### What is needed
Check every line of the records below for the string "optional" and copy the ones that have it.

§ §

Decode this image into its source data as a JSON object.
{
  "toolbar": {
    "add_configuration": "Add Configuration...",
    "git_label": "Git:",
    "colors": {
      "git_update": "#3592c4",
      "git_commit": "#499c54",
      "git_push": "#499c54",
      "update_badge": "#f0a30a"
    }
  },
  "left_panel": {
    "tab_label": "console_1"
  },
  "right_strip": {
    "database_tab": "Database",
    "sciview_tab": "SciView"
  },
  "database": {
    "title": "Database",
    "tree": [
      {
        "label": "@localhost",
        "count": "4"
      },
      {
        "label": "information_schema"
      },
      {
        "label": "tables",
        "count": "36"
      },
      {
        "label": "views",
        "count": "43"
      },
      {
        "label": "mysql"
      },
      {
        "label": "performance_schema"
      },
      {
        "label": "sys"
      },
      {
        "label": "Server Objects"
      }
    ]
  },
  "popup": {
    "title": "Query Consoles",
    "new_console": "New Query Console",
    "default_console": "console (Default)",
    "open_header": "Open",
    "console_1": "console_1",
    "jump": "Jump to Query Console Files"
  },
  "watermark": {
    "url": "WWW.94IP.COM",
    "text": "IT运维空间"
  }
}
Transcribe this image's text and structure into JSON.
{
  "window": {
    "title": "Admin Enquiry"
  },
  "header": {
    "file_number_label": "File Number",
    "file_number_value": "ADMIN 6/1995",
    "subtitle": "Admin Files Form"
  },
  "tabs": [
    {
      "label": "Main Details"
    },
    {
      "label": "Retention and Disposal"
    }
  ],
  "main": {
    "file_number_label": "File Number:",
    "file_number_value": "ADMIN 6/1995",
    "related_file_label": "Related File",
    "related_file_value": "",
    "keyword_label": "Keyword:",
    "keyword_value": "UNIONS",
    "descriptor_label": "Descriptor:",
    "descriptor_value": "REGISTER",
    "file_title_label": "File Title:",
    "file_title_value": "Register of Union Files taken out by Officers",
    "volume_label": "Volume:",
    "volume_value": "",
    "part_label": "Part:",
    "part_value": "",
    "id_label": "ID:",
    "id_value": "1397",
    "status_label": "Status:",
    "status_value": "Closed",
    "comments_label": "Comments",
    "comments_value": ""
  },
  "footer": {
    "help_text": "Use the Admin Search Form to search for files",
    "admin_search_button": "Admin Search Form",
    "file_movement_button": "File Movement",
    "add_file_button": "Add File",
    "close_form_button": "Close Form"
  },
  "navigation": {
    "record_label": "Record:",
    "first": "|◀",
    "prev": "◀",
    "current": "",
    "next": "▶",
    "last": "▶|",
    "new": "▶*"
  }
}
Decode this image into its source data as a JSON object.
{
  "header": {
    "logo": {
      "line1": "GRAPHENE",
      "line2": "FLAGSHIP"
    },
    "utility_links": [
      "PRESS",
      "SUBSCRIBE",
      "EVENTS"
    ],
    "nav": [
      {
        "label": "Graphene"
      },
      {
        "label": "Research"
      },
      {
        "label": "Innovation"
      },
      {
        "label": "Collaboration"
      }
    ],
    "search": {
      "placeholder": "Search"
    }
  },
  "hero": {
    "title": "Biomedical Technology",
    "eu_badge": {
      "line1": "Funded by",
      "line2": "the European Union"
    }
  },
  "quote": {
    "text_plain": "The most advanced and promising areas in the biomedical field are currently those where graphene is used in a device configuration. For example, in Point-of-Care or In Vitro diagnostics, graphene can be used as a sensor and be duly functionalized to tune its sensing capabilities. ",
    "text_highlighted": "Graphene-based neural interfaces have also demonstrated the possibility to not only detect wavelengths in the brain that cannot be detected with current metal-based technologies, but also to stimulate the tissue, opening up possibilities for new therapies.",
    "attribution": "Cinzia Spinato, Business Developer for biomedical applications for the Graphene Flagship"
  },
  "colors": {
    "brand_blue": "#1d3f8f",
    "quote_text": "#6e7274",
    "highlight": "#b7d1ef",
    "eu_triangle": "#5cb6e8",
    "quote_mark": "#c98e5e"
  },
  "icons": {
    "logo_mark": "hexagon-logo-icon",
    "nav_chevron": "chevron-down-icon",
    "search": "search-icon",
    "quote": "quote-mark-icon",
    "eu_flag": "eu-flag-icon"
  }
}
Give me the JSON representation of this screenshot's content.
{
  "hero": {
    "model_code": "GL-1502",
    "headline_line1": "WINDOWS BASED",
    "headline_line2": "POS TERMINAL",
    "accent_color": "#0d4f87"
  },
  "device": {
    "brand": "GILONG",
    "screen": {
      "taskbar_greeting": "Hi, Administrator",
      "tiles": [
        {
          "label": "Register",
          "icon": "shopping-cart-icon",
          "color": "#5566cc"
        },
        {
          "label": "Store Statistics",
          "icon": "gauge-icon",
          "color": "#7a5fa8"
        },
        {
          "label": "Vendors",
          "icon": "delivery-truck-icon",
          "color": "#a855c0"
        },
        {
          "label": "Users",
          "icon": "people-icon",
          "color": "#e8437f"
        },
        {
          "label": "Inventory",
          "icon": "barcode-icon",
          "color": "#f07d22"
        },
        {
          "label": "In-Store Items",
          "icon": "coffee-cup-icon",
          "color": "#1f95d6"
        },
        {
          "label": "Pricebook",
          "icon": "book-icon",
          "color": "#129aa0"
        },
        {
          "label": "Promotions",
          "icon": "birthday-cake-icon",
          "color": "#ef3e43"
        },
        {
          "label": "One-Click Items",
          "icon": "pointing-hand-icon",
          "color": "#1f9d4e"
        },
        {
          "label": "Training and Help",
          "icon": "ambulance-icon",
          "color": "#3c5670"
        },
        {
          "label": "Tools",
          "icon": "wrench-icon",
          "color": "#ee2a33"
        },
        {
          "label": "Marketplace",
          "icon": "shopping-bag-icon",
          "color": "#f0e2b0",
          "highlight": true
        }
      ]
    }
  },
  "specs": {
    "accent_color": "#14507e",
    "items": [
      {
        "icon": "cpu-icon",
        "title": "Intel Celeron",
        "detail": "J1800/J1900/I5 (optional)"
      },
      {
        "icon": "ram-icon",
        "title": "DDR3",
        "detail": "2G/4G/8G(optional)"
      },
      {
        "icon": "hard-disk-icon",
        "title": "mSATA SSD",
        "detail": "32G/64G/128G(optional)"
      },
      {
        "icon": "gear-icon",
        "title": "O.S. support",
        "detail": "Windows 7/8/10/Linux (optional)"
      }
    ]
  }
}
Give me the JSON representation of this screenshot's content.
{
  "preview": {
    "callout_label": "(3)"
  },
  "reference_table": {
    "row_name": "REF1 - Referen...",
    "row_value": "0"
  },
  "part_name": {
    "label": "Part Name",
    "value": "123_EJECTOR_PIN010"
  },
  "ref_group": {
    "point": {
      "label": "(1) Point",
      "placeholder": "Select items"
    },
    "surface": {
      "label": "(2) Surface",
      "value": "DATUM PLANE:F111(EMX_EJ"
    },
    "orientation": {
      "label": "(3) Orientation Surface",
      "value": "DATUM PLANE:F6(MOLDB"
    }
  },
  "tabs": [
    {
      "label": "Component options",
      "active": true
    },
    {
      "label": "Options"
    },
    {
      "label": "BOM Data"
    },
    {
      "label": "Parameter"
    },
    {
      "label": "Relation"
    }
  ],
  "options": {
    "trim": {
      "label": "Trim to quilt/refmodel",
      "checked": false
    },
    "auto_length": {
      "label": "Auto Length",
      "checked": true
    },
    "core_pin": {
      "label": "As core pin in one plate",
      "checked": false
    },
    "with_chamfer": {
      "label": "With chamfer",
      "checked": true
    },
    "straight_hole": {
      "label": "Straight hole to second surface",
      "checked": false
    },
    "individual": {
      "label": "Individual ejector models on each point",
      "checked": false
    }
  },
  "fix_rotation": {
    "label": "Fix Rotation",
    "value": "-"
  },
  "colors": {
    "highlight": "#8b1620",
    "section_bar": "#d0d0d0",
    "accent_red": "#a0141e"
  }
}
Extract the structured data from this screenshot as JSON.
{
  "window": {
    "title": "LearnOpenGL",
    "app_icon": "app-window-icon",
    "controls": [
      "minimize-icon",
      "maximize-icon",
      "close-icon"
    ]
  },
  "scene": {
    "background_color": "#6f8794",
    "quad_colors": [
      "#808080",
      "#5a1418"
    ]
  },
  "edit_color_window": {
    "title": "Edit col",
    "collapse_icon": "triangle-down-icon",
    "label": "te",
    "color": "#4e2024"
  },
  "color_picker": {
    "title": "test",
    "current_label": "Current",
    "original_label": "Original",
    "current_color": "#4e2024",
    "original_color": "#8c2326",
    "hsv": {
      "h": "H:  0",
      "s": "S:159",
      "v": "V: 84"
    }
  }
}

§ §

### Solution for this exercise
        "detail": "J1800/J1900/I5 (optional)"
        "detail": "2G/4G/8G(optional)"
        "detail": "32G/64G/128G(optional)"
        "detail": "Windows 7/8/10/Linux (optional)"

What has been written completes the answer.